FAMILY & PARENTING

My Kids Don’t Have A Father And They’re Just Fine, Thank You Very Much

by Amber Leventry
Amber Leventry is a queer, nonbinary writer and advocate. They live in Vermont and have three kids, including twins and a transgender daughter. Amber’s writing appears in many publications including Romper, Grown and Flown, Longreads, The Temper, The Washington Post, and Parents Magazine. They are a staff writer for Scary Mommy and LittleThings. They also run Family Rhetoric by Amber Leventry, a Facebook page devoted to advocating for LGBTQIA+ families one story at a time. Follow them on Twitter and Instagram.

The ads in my social media feeds tell me Father’s Day is happening soon. While I am all for celebrating good men who are good dads, I don’t celebrate because I haven’t heard from my own father for nearly 20 years.

He was abusive and uninvolved, and in my early 20s, he sent me a letter telling me he was never interested in being a dad. We both agreed that moving on from hoping a relationship could form was best for both of us. I am not sad about this. I have found peace in what was and what never will be. I’m sure I would have loved a father who was supportive, kind, and present. But that’s not the guy I got. Instead, I got the knowledge of the kind of parent I didn’t want to be.

I am far from perfect, but I broke the cycle of many wrongs, and I can confidently say that I am a good parent. I am also a queer parent.

boy with 2 moms

Many people think queer parents will turn their kids queer, too. If that argument made any sense, it would mean I’d be straight and cisgender, because I was born to parents who are straight and cisgender. Yet here I am — a queer, nonbinary person. Many people don’t think my existence is real or valid, and they certainly don’t agree that I should have children. Yet here we are again: I am a parent to three kids who were conceived by my ex-female partner using a sperm donor.

But no matter what my identity or sexuality is, my kids will become who they are meant to be, and it will be my job to nurture and affirm them. My goal is to raise resilient, kind, and responsible kids. This will be a lifelong process, but it will not be dependent on the fact that my kids don’t have a father.

2 dads with baby

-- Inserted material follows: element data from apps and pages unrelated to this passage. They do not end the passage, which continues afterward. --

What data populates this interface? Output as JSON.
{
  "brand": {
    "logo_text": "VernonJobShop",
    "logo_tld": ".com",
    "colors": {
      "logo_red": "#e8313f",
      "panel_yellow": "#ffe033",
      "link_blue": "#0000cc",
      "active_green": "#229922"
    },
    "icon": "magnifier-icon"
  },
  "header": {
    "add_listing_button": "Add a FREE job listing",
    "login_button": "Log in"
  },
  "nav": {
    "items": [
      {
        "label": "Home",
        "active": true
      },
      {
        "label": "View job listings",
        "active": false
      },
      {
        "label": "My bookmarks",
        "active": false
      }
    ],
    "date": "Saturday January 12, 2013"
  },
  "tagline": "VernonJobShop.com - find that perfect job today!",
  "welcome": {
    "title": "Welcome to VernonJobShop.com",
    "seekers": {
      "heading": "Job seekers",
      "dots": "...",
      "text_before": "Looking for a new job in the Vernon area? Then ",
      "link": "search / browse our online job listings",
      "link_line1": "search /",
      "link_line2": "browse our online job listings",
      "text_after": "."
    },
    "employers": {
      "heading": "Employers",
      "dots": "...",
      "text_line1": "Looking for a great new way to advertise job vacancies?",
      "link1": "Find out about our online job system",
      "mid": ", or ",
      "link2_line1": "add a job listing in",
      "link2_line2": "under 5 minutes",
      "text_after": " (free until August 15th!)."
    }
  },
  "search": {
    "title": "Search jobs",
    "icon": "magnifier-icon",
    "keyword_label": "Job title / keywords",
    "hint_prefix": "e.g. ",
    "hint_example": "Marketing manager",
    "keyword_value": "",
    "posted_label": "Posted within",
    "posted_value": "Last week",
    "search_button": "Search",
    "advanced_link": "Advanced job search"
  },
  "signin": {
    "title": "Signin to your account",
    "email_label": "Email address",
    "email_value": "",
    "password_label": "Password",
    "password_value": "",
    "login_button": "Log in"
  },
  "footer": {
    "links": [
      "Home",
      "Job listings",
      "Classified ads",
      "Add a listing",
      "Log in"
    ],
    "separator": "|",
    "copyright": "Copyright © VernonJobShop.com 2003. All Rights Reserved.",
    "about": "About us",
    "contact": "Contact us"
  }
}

Kids don’t need a mom and a dad or even two parents to achieve developmentally appropriate physical, mental, and emotional milestones. Kids need loving and safe homes; the gender or relationships of the people providing this environment are not essential for the well-being of the child. Studies have shown that kids with same-sex parents thrive and do just as well as their peers with different-sex parents. However, the current administration’s approval of allowing adoption agencies to reject LGBTQ people who are prospective parents ignores these facts.

Religion, ignorance, and unapologetic bigotry allow people to justify their opinions about what is best for kids with queer parents; they don’t care about facts, science, or actual examples of families like mine that not only challenge but prove their ideas wrong.

Many folks would rather fight to the death in order to hold onto the notion they are right than admit they still have a few things to learn. One of the many things these folks don’t want to know is that my kids are happy and don’t need a dad to continue to be the well-rounded, healthy, and secure kids that they are.

My kids know they have a sperm donor, but they don’t equate that to having a father. A father is someone who is actively involved in a child’s life. My kids have the opportunity to meet their sperm donor when they turn 18, and there is a chance they will develop a friendship or even a father/child relationship, but that will be up to them to foster.

Right now, my kids don’t have a dad, so we don’t celebrate Father’s Day. Sometimes they will make a gift for their Pop-Pop or another father figure who is in their lives, but they are unmoved by Father’s Day and don’t feel like they are missing out on anything.

The only time they feel bad about not having a person at home to call Dad is when other people make a big deal about it and say things that make my kids feel bad or less than. These are the folks who don’t want to see that our diverse family is a loving and secure place, so they try to make up a narrative that my kids are somehow suffering.

The truth is that this is not the case. My kids are happy, loved, and proud of their family. And they know enough not to judge the quality of love based on heteronormative ideas of what makes a family.

My kids don’t have a dad and they’re fine, thank you very much.